### Task brief
All lines from the one containing "Parse this screenshot: output" through the final line of the records below should be reproduced exactly, with the pictures left out.

Stored data:
==========
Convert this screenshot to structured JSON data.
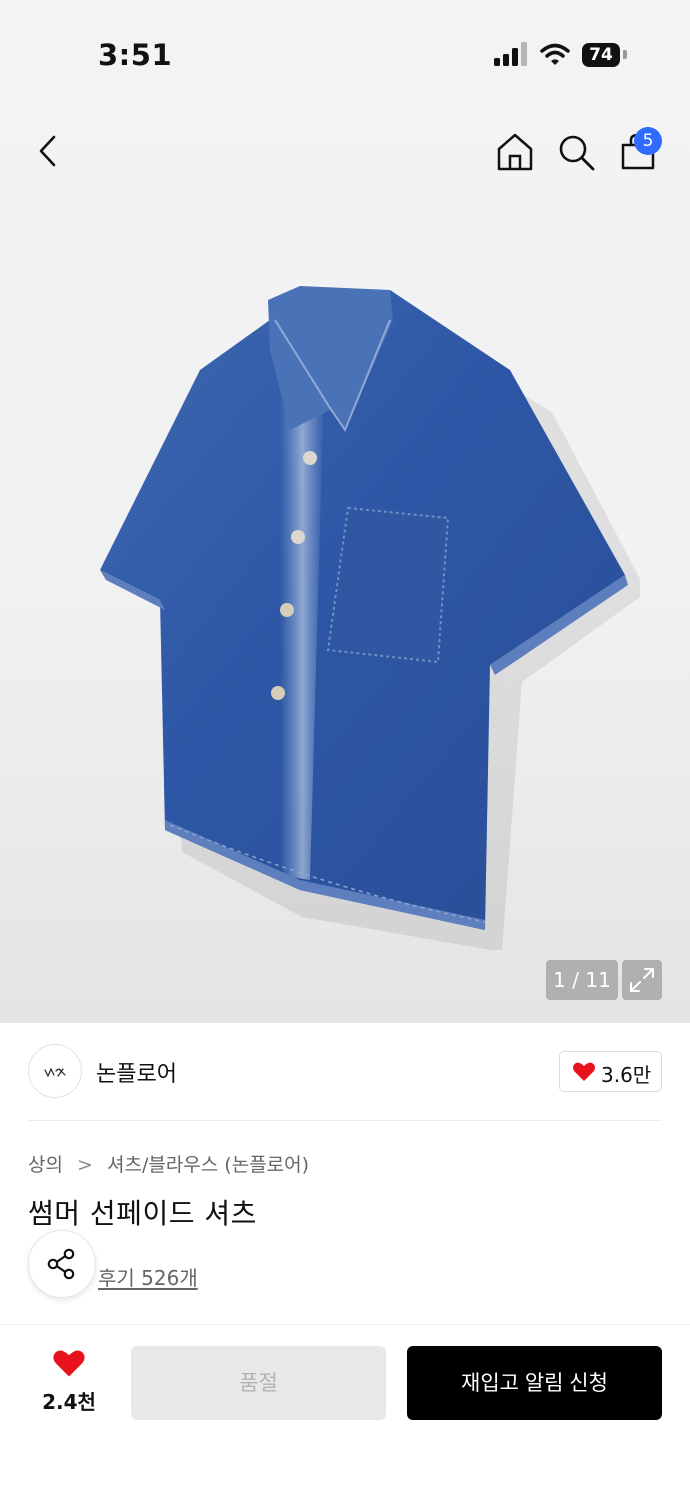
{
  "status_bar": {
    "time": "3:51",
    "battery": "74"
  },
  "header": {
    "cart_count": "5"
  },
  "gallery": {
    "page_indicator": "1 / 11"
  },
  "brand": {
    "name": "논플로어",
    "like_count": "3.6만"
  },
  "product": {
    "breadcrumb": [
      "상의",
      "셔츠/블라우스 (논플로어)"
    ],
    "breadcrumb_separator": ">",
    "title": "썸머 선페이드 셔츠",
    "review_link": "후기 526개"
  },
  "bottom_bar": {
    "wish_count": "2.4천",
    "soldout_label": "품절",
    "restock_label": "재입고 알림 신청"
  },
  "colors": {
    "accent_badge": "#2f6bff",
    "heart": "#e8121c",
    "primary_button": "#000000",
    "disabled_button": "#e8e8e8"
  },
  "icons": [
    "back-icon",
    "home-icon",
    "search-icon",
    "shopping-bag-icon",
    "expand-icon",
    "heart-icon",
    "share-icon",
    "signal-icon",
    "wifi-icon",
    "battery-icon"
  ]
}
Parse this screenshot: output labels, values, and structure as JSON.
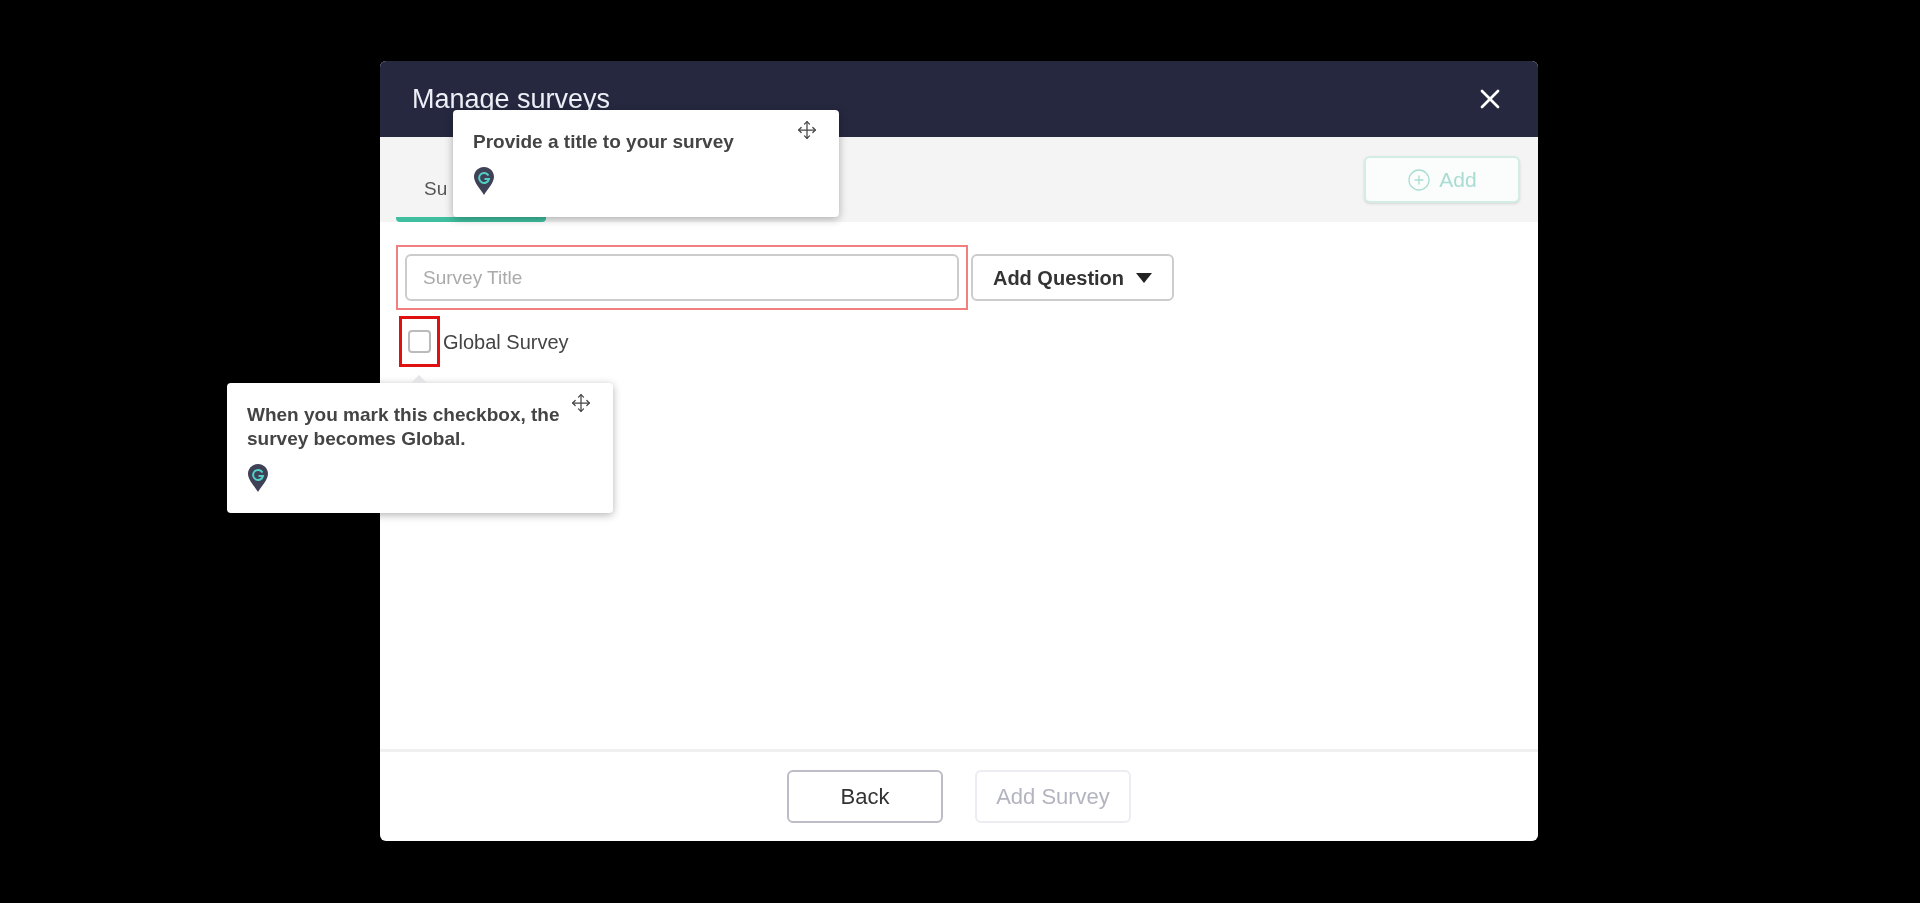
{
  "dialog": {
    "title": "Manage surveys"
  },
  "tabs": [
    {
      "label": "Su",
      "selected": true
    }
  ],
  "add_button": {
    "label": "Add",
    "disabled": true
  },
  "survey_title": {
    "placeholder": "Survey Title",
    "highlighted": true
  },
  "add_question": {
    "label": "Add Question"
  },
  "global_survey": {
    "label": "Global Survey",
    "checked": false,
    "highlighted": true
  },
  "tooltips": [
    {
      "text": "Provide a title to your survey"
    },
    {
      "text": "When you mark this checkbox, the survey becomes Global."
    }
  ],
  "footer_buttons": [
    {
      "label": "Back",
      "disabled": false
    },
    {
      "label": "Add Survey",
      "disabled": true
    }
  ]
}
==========
### Task response
Parse this screenshot: output labels, values, and structure as JSON.
{
  "dialog": {
    "title": "Manage surveys"
  },
  "tabs": [
    {
      "label": "Su",
      "selected": true
    }
  ],
  "add_button": {
    "label": "Add",
    "disabled": true
  },
  "survey_title": {
    "placeholder": "Survey Title",
    "highlighted": true
  },
  "add_question": {
    "label": "Add Question"
  },
  "global_survey": {
    "label": "Global Survey",
    "checked": false,
    "highlighted": true
  },
  "tooltips": [
    {
      "text": "Provide a title to your survey"
    },
    {
      "text": "When you mark this checkbox, the survey becomes Global."
    }
  ],
  "footer_buttons": [
    {
      "label": "Back",
      "disabled": false
    },
    {
      "label": "Add Survey",
      "disabled": true
    }
  ]
}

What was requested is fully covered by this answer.